The Hague Alpine Rose Park (also known as Rhodope Park) is a park open to the public in The Hague, Helsinki, which also serves as an experimental area for the selection of plants from the university. The park covers an area of eight hectares. The area is also known as Laajasuo Park. The Helsinki City Building Agency is responsible for the area.
The oldest alpine roses in the park were planted in a natural marsh in 1975, when corridors were also built in the area. The main routes in the park are available. Originally, 3000 alpine roses were planted in the area for research purposes. The aim was to create a variety adapted to the Finnish climate, with a variety of cultivation methods and colours. Evergreen alpine roses are located in the southern part of the park, while yellow alpine roses and azaleas are in the northern part. The azaleia area is an extension of the alpine rose plantations in the southern part of the park, and in 1996 about 1500 azaleia hybrids were planted, which started with the beginning of the azaleia breeding program in 1988. The alpine roses and azaleas flower in early June. Flowering usually ends after mid summer.
Construction of a forest garden in the Azalia region began in 2010. The bushes selected for the forest garden are, for example, azaleas, hydrangeas and other flowering shrubs. Eight alpine rose varieties have been selected for commercial production from the Alpine Rose Park experimental area; The Hague, University of Helsinki, St. Michael's, PMA Tigersted, Axel Tigersted, Pekka, Eino and Mauritz. Mother bushes of these varieties continue to grow in the park.

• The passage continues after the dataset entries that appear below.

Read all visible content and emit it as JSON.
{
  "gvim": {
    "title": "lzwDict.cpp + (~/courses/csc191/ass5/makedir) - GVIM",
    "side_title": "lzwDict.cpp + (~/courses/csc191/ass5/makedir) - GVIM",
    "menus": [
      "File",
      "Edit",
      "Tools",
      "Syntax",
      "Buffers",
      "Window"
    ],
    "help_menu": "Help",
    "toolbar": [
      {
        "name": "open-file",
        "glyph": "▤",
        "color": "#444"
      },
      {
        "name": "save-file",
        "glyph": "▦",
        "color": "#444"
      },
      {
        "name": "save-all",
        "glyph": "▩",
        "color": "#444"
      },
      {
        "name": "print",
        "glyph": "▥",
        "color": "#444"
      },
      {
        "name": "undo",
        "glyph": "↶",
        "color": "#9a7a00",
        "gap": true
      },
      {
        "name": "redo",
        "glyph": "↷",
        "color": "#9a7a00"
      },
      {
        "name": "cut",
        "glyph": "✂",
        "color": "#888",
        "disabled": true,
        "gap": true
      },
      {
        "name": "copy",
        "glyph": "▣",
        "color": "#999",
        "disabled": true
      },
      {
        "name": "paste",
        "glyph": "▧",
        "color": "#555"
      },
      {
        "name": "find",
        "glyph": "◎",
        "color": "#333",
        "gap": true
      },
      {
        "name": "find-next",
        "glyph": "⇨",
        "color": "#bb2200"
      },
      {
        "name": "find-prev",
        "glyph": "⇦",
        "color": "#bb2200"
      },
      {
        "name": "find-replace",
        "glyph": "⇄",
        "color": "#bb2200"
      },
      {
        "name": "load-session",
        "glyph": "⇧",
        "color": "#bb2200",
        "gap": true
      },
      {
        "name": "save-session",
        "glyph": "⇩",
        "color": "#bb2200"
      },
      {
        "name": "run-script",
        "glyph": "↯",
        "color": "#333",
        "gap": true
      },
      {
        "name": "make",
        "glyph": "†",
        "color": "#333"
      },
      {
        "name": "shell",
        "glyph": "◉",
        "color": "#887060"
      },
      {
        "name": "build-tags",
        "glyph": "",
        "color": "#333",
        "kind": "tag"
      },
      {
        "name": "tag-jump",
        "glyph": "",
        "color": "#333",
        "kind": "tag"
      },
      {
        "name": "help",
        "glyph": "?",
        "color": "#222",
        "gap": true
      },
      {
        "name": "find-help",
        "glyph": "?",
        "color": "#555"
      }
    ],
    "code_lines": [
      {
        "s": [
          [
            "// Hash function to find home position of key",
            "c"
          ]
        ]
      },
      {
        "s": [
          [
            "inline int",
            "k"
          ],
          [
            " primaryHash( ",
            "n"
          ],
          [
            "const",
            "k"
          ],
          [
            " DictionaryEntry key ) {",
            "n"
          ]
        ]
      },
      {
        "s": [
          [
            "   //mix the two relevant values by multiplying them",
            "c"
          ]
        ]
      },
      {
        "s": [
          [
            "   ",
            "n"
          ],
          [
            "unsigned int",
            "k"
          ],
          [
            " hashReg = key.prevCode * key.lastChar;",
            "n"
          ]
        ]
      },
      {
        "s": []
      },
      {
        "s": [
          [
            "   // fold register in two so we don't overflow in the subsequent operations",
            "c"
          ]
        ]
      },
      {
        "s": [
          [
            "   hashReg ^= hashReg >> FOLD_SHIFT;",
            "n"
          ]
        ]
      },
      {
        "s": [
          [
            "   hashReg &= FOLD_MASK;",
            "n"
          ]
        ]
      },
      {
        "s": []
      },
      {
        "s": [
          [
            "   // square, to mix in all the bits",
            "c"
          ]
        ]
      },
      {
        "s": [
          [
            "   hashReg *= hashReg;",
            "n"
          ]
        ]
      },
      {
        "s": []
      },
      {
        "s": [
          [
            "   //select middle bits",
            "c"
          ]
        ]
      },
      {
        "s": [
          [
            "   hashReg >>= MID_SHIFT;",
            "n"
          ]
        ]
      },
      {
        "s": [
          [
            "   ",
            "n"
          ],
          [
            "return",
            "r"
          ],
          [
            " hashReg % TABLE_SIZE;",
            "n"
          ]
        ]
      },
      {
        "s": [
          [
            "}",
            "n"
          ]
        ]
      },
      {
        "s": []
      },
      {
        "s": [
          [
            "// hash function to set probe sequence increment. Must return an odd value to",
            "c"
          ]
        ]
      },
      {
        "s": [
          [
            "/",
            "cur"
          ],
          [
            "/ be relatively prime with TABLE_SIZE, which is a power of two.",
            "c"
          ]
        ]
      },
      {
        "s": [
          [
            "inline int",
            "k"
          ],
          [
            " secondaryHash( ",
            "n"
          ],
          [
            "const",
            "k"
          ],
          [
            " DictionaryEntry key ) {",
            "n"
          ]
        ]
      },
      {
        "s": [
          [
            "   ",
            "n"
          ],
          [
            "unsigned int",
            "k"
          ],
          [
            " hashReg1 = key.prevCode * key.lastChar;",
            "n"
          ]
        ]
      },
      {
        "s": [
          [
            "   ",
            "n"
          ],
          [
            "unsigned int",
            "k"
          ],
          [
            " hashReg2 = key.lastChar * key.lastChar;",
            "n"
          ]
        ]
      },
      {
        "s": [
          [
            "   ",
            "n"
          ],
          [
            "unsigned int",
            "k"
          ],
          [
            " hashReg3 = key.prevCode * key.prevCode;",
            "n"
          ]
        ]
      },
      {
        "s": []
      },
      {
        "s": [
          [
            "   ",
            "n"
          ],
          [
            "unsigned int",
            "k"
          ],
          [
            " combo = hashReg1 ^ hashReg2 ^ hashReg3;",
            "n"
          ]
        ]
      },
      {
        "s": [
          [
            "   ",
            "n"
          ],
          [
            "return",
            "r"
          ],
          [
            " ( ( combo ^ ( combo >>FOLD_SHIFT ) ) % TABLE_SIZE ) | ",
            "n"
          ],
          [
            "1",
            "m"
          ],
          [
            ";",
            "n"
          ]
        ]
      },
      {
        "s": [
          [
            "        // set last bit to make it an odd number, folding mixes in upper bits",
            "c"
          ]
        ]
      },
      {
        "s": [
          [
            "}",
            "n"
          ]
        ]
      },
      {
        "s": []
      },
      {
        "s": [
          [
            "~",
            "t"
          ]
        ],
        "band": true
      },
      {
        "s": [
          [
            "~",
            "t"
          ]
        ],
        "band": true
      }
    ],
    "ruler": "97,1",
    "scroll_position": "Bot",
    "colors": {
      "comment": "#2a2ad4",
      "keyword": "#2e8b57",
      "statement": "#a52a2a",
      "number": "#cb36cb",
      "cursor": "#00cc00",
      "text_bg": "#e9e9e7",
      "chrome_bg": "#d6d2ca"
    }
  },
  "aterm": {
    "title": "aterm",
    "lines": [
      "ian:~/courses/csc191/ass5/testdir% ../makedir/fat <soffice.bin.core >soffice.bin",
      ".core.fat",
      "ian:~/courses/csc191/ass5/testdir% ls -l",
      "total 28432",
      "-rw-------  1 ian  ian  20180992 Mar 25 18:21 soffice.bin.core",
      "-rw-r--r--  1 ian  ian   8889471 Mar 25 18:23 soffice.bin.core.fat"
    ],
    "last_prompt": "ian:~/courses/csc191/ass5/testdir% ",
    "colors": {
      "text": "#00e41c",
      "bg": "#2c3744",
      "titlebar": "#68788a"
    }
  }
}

A total of a dozen varieties have been selected for production from Alpine roses throughout the country and have been on sale since 1990.